» What you are asked to do
From the entries that follow, extract each line holding the string "image".

[Records excerpted from a collection]
╭──
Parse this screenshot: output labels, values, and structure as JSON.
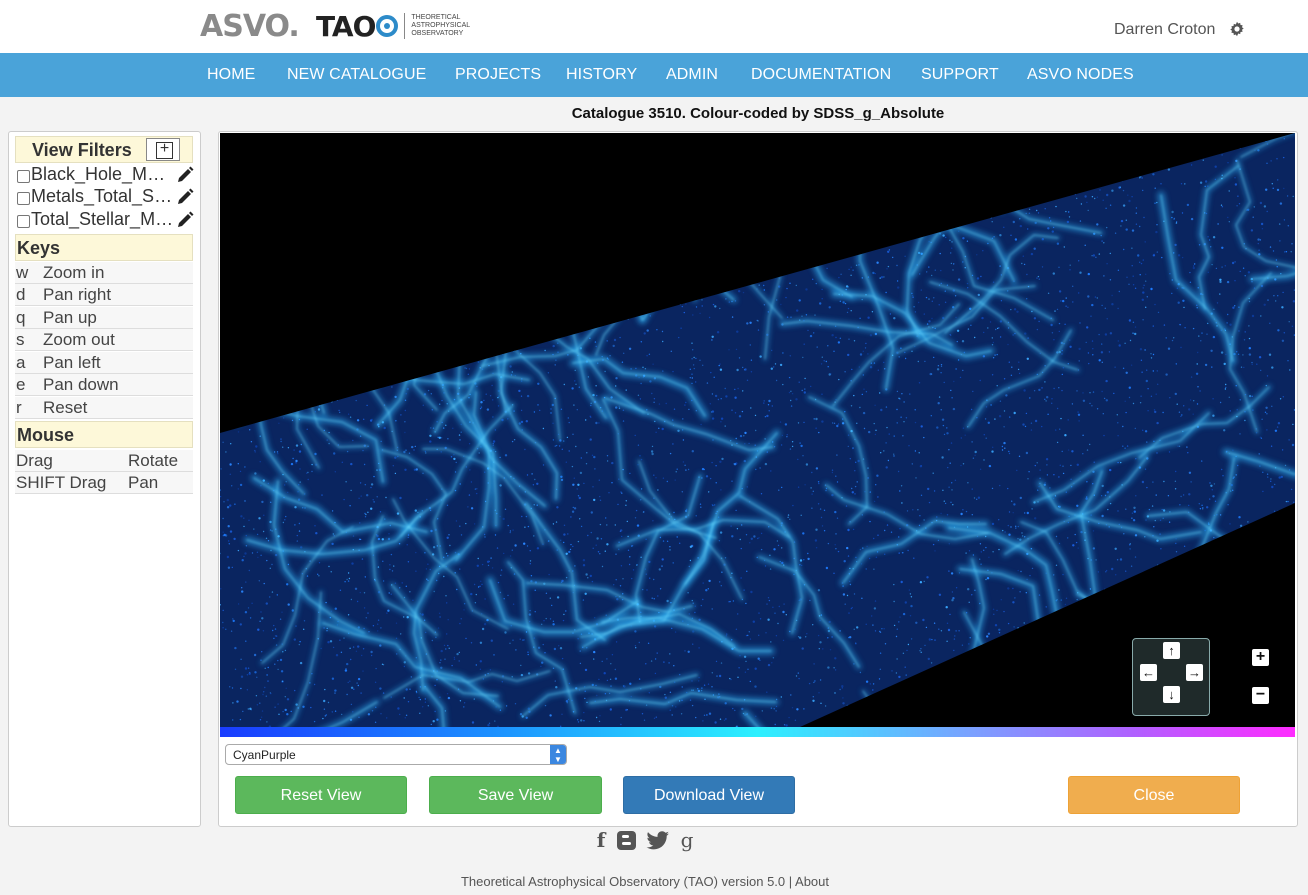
{
  "header": {
    "logo_asvo": "ASVO.",
    "logo_tao": "TAO",
    "logo_tao_sub": [
      "THEORETICAL",
      "ASTROPHYSICAL",
      "OBSERVATORY"
    ],
    "user_name": "Darren Croton",
    "settings_icon": "gear-icon"
  },
  "nav": {
    "items": [
      "HOME",
      "NEW CATALOGUE",
      "PROJECTS",
      "HISTORY",
      "ADMIN",
      "DOCUMENTATION",
      "SUPPORT",
      "ASVO NODES"
    ]
  },
  "sidebar": {
    "view_filters_title": "View Filters",
    "add_label": "+",
    "filters": [
      {
        "label": "Black_Hole_Mass",
        "checked": false
      },
      {
        "label": "Metals_Total_Stellar_Mass",
        "checked": false
      },
      {
        "label": "Total_Stellar_Mass",
        "checked": false
      }
    ],
    "keys_title": "Keys",
    "keys": [
      {
        "key": "w",
        "action": "Zoom in"
      },
      {
        "key": "d",
        "action": "Pan right"
      },
      {
        "key": "q",
        "action": "Pan up"
      },
      {
        "key": "s",
        "action": "Zoom out"
      },
      {
        "key": "a",
        "action": "Pan left"
      },
      {
        "key": "e",
        "action": "Pan down"
      },
      {
        "key": "r",
        "action": "Reset"
      }
    ],
    "mouse_title": "Mouse",
    "mouse": [
      {
        "input": "Drag",
        "action": "Rotate"
      },
      {
        "input": "SHIFT Drag",
        "action": "Pan"
      }
    ]
  },
  "viewer": {
    "title": "Catalogue 3510. Colour-coded by SDSS_g_Absolute",
    "pad": {
      "up": "↑",
      "left": "←",
      "right": "→",
      "down": "↓"
    },
    "zoom_in": "+",
    "zoom_out": "−",
    "colormap_selected": "CyanPurple",
    "colors": {
      "background": "#000000",
      "particles": "#1e7bff",
      "filaments": "#3ed0ff"
    }
  },
  "actions": {
    "reset": "Reset View",
    "save": "Save View",
    "download": "Download View",
    "close": "Close"
  },
  "social": [
    "f",
    "B",
    "twitter-bird",
    "g"
  ],
  "footer": {
    "text": "Theoretical Astrophysical Observatory (TAO) version 5.0 | ",
    "about": "About"
  }
}
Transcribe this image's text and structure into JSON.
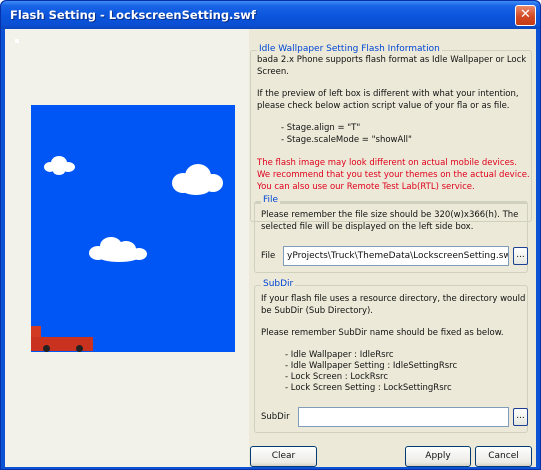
{
  "window": {
    "title": "Flash Setting - LockscreenSetting.swf",
    "close_glyph": "✕"
  },
  "info_group": {
    "legend": "Idle Wallpaper Setting Flash Information",
    "line1": "bada 2.x Phone supports flash format as Idle Wallpaper or Lock",
    "line2": "Screen.",
    "line3": "If the preview of left box is different with what your intention,",
    "line4": "please check below action script value of your fla or as file.",
    "align": "- Stage.align = \"T\"",
    "scale": "- Stage.scaleMode = \"showAll\"",
    "warn1": "The flash image may look different on actual mobile devices.",
    "warn2": "We recommend that you test your themes on the actual device.",
    "warn3": "You can also use our Remote Test Lab(RTL) service."
  },
  "file_group": {
    "legend": "File",
    "line1": "Please remember the file size should be 320(w)x366(h). The",
    "line2": "selected file will be displayed on the left side box.",
    "label": "File",
    "value": "yProjects\\Truck\\ThemeData\\LockscreenSetting.swf",
    "browse": "..."
  },
  "subdir_group": {
    "legend": "SubDir",
    "line1": "If your flash file uses a resource directory, the directory would",
    "line2": "be SubDir (Sub Directory).",
    "line3": "Please remember SubDir name should be fixed as below.",
    "item1": "- Idle Wallpaper : IdleRsrc",
    "item2": "- Idle Wallpaper Setting : IdleSettingRsrc",
    "item3": "- Lock Screen : LockRsrc",
    "item4": "- Lock Screen Setting : LockSettingRsrc",
    "label": "SubDir",
    "value": "",
    "browse": "..."
  },
  "buttons": {
    "clear": "Clear",
    "apply": "Apply",
    "cancel": "Cancel"
  },
  "colors": {
    "accent": "#0046d5",
    "warning": "#e0001c",
    "stage": "#0055f5"
  }
}
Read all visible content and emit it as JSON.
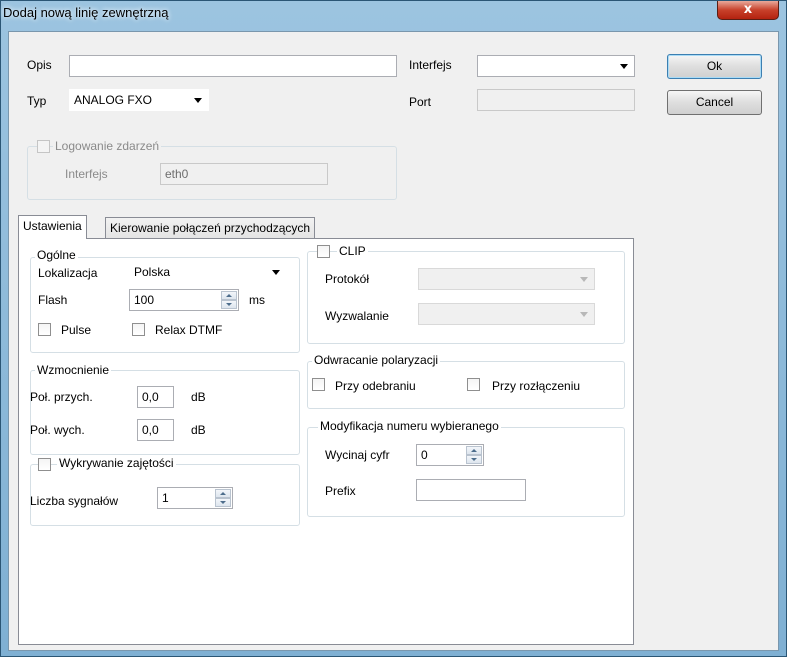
{
  "window": {
    "title": "Dodaj nową linię zewnętrzną",
    "close_label": "x"
  },
  "form": {
    "opis_label": "Opis",
    "opis_value": "",
    "typ_label": "Typ",
    "typ_value": "ANALOG FXO",
    "interfejs_label": "Interfejs",
    "interfejs_value": "",
    "port_label": "Port",
    "port_value": ""
  },
  "buttons": {
    "ok": "Ok",
    "cancel": "Cancel"
  },
  "logging": {
    "label": "Logowanie zdarzeń",
    "checked": false,
    "interfejs_label": "Interfejs",
    "interfejs_value": "eth0"
  },
  "tabs": [
    {
      "label": "Ustawienia",
      "active": true
    },
    {
      "label": "Kierowanie połączeń przychodzących",
      "active": false
    }
  ],
  "ogolne": {
    "title": "Ogólne",
    "lokalizacja_label": "Lokalizacja",
    "lokalizacja_value": "Polska",
    "flash_label": "Flash",
    "flash_value": "100",
    "flash_unit": "ms",
    "pulse_label": "Pulse",
    "relax_label": "Relax DTMF"
  },
  "wzmocnienie": {
    "title": "Wzmocnienie",
    "przych_label": "Poł. przych.",
    "przych_value": "0,0",
    "przych_unit": "dB",
    "wych_label": "Poł. wych.",
    "wych_value": "0,0",
    "wych_unit": "dB"
  },
  "wykrywanie": {
    "title": "Wykrywanie zajętości",
    "sygnalow_label": "Liczba sygnałów",
    "sygnalow_value": "1"
  },
  "clip": {
    "title": "CLIP",
    "protokol_label": "Protokół",
    "protokol_value": "",
    "wyzwalanie_label": "Wyzwalanie",
    "wyzwalanie_value": ""
  },
  "polaryzacja": {
    "title": "Odwracanie polaryzacji",
    "odebraniu_label": "Przy odebraniu",
    "rozlaczeniu_label": "Przy rozłączeniu"
  },
  "modyfikacja": {
    "title": "Modyfikacja numeru wybieranego",
    "wycinaj_label": "Wycinaj cyfr",
    "wycinaj_value": "0",
    "prefix_label": "Prefix",
    "prefix_value": ""
  }
}
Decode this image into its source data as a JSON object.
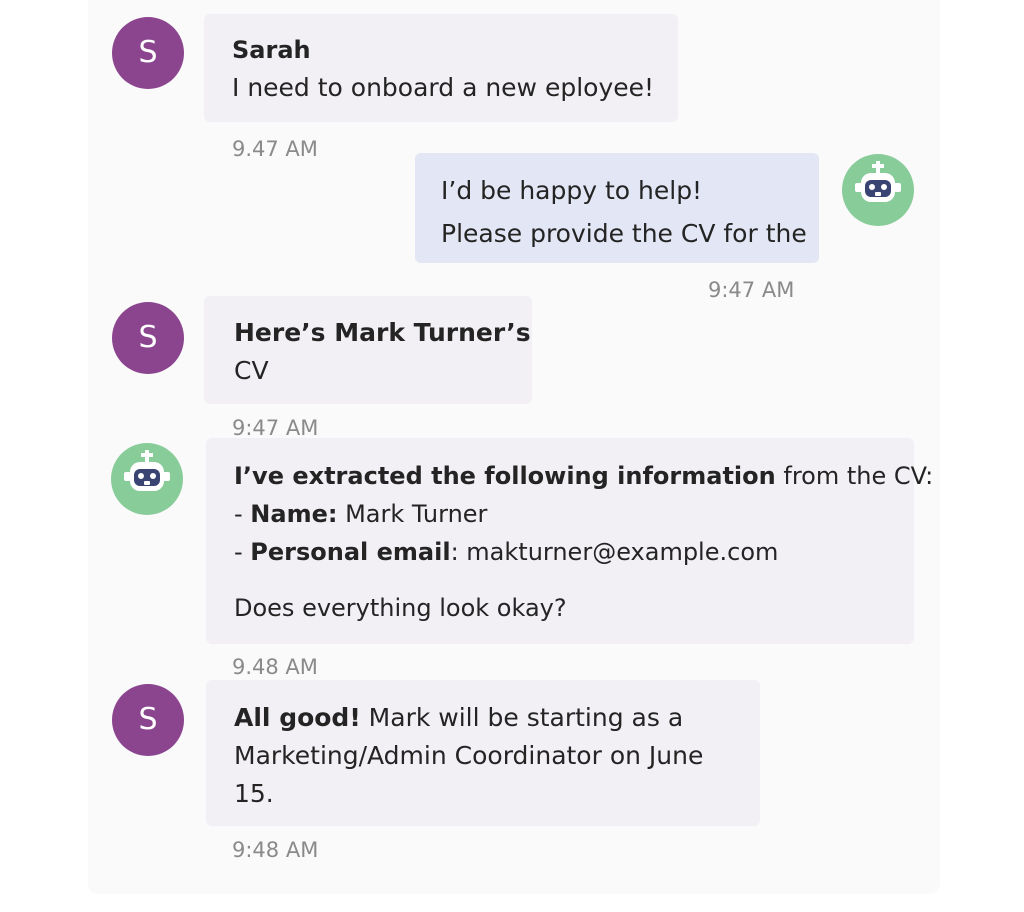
{
  "messages": [
    {
      "sender": "Sarah",
      "avatar_initial": "S",
      "text": "I need to onboard a new eployee!",
      "time": "9.47 AM"
    },
    {
      "sender_icon": "robot-icon",
      "lines": [
        "I’d be happy to help!",
        "Please provide the CV for the"
      ],
      "time": "9:47 AM"
    },
    {
      "avatar_initial": "S",
      "bold_line": "Here’s Mark Turner’s",
      "line2": "CV",
      "time": "9:47 AM"
    },
    {
      "sender_icon": "robot-icon",
      "intro_bold": "I’ve extracted the following information",
      "intro_rest": " from the CV:",
      "fields": [
        {
          "bullet": "- ",
          "label": "Name:",
          "value": " Mark Turner"
        },
        {
          "bullet": "- ",
          "label": "Personal email",
          "value": ": makturner@example.com"
        }
      ],
      "question": "Does everything look okay?",
      "time": "9.48 AM"
    },
    {
      "avatar_initial": "S",
      "bold": "All good!",
      "line1_rest": " Mark will be starting as a",
      "line2": "Marketing/Admin Coordinator on June",
      "line3": "15.",
      "time": "9:48 AM"
    }
  ],
  "colors": {
    "user_avatar": "#8b458f",
    "bot_avatar": "#88cc9a",
    "bot_face": "#3a4472",
    "incoming_bubble": "#f2f0f5",
    "outgoing_bubble": "#e3e7f5",
    "timestamp": "#8a8a8a"
  }
}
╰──
» Task answer
Transcribe this image's text and structure into JSON.
    "warn1": "The flash image may look different on actual mobile devices.",
Decode this image into its source data as a JSON object.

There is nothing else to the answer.